“There are only a handful of schools in the country that have carillons, and Florida’s program is especially good,” said 22-year-old UF music senior Wade FitzGerald.
FitzGerald has studied under Laura Ellis in the Carillon Studio for the past three years and intends on continuing his carillon career after graduation. He will begin a fellowship at Bok Tower Gardens in the spring. There, he will study with Geert D’hollander, a world-renowned carillonneur.
For students like FitzGerald, a piano player who had never touched a carillon before coming to UF, the university's carillon program was the first step toward a potential life-long career. FitzGerald encouraged freshmen to look into the carillon program.
“If you play piano, if you know music at all, and you’re interested in doing something fun and unique, go for it,” he said. “Because this is something — UF is the only school in Florida that has it.”
Century Tower is unique as an instrument, even when compared to other bell towers. FitzGerald has played approximately 10 different bell towers across the nation.
“That’s the cool thing about carillon: every tower is completely different,” he said. “You know, you might be able to play the notes, but to really play something musically — how you want it to sound — you’re going to have to play around on it for a while.”
Composers often write music with specific carillons in mind. Compositions for Century Tower are usually focused on school spirit. For example, there are unique arrangements of UF’s fight song, “Orange and Blue,” and alma mater that sound best when played on Century Tower’s carillon.
Century Tower’s school spirit is highlighted on campus tours, as well.
UF Cicerone Courtland Campo, a 19-year-old UF advertising major with a minor in history, said Century Tower is one of his personal favorite stops when he gives tours to prospective students and their families. Tour groups often talk about the history of University Auditorium, Century Tower and Turlington.
Campo said it is also common for Cicerones to tell “tower jokes” at the location.
“The usual one is, when you first get there, you say, ‘It’s a beautiful, tall structure right here. No, I’m not talking about me. It’s Century Tower,’” he said.

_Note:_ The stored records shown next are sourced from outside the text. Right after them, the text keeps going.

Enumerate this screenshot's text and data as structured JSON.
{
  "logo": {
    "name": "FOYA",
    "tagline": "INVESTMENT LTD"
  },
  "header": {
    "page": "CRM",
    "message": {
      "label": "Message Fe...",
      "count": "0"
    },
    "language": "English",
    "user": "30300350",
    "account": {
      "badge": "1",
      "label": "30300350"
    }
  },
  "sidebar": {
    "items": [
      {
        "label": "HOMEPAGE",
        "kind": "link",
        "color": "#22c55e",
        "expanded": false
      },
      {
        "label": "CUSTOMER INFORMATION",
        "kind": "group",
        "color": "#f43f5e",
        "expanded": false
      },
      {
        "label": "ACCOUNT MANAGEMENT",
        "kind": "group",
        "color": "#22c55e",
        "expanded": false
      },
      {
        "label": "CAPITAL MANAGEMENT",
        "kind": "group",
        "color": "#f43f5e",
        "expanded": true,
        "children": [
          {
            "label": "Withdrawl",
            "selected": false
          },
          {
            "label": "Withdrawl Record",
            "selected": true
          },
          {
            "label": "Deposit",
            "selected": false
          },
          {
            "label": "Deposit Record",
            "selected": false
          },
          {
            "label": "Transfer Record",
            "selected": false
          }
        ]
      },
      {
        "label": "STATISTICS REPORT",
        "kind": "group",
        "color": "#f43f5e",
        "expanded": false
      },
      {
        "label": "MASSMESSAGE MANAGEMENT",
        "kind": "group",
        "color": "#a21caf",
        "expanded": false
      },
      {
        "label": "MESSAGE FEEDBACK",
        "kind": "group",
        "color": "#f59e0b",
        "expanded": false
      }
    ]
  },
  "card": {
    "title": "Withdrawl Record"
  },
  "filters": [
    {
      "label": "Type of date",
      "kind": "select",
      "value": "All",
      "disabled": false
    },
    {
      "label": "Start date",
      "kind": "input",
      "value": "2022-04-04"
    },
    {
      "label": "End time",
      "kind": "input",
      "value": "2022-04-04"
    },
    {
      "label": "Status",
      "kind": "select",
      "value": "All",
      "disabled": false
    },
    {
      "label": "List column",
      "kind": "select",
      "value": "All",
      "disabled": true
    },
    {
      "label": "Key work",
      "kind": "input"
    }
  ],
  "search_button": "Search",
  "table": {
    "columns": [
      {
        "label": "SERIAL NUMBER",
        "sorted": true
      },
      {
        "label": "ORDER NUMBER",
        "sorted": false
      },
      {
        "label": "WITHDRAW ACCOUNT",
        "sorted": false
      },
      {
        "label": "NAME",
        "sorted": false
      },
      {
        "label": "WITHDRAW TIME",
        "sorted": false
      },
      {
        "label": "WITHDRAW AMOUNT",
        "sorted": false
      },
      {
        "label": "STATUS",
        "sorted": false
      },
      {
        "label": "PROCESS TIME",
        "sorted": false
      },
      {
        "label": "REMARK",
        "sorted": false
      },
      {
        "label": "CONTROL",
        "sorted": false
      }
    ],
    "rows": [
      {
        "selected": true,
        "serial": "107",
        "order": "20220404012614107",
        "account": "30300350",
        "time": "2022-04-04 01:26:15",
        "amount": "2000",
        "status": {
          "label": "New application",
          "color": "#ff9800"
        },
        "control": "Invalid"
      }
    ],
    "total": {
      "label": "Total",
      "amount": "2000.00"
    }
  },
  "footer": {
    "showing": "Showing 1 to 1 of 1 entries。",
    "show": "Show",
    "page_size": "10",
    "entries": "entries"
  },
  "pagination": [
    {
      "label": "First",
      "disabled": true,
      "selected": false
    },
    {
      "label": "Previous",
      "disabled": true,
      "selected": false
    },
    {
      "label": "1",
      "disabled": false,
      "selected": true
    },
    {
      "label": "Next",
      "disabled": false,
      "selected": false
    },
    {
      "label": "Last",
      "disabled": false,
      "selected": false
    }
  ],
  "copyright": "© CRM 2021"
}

Cicerones are allowed to personalize their tour material. Campo said he has a deep appreciation for the tower’s history and music, so he shares that with his audiences. Campo had a chance to go inside Century Tower and see the carillon while being trained as a Cicerone. He also had the chance to speak to UF carillonneurs.
“I asked them what their favorite songs were to play. And one of them said, ‘The Sound of Music.’ And then the other said ‘7 rings’ by Ariana Grande. I did not expect that one.”
Campo said a remodeling of the tower could be interesting. There are currently a series of unused rooms inside Century Tower visible from the staircase. Campo said the empty space could be turned into an art gallery or museum exhibit. He pointed out issues with renovation could include ADA accessibility and the availability of air conditioning.
Despite the possibilities for renovation, historical preservation comes first.
“It’s spots like Tower that maybe aren’t as well-loved, and I still think need to be protected,” he said. “I’d love to see that from the students — a deeper appreciation for the history and maybe not the sports or research that we’re doing, although those two things are great.”